El gran estruendo de esta tarde en Gran Canaria no fue producido por ningún terremoto. En nuestras estaciones sísmica vemos el ruido de algún tipo de explosión desconocida. Lo que vemos es sonido.— Itahiza (@ita_dc) November 30, 2022
Por tanto esto se sale de nuestras competencias 😂 https://t.co/s9NuKNUrHt pic.twitter.com/S7yGWnzqoV
Translation from report diariodeavisos.elespanol.com: A possible meteorite has triggered the alarms in Gran Canaria on the afternoon of this Wednesday. According to official sources, it crossed La Palma, El Hierro, La Gomera, the south of Tenerife and passed through Gran Canaria, to end up plunging into the sea, on the north coast, between the municipalities of Arucas and Guía.
The loud noise generated by the trajectory of the meteorite triggered alarm among the population in different parts of the island, with special emphasis on the Santa Brígida area, where it was even thought of a landslide. The subsequent fire in an area of the municipality suggested that it was due to the impact of the meteorite, something that was later ruled out.
When it entered the Canarian sky, a luminous object of an intense red color was seen and then a trail of smoke. He crossed the western islands in the direction of Gran Canaria.

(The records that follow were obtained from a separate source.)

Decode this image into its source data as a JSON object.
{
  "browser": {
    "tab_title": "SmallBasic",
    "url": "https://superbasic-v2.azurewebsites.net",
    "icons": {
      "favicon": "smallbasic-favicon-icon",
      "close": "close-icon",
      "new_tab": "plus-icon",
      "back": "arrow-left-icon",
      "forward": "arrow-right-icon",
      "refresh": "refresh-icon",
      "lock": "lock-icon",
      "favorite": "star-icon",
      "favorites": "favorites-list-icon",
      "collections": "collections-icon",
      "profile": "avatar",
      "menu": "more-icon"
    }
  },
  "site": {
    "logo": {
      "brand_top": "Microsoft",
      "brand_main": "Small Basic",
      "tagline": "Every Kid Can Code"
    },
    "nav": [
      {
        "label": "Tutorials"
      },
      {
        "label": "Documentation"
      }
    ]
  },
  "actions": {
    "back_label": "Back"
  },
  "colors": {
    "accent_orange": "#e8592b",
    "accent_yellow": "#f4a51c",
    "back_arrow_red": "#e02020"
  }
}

The alert began at 3:39 p.m. this Wednesday, at which time dozens of people have called 112 reporting "tremors" of origin yet to be identified. According to the sources of the emergency service, they have not had to intervene for the moment and are collecting information about the incident.
"I do not know the origin, but the tremor was quite important. Not only windows, the floor and walls trembled and in the background a sound like a distant explosion," said Twitter user @meteograncanaria.com
The National Geographic Institute has registered the shock, but still does not specify the origin. The authorities are trying to find out the cause of the great noise that this Wednesday keeps Gran Canaria in suspense .
Although it is believed to have been a meteorite, this has not yet been proven. It is said to have been a 3-foot-long object that would weigh many tons. Such an object would cause a huge tidal wave when it crashes into the sea and that does not seem to be the case here. So, was it a meteorite or could it have been something else that crashed into the sea?
Twitter page below: The great roar this afternoon in Gran Canaria was not produced by any earthquake. At our seismic stations we see the noise of some kind of unknown explosion. What we see is sound. Therefore, this is outside of our competences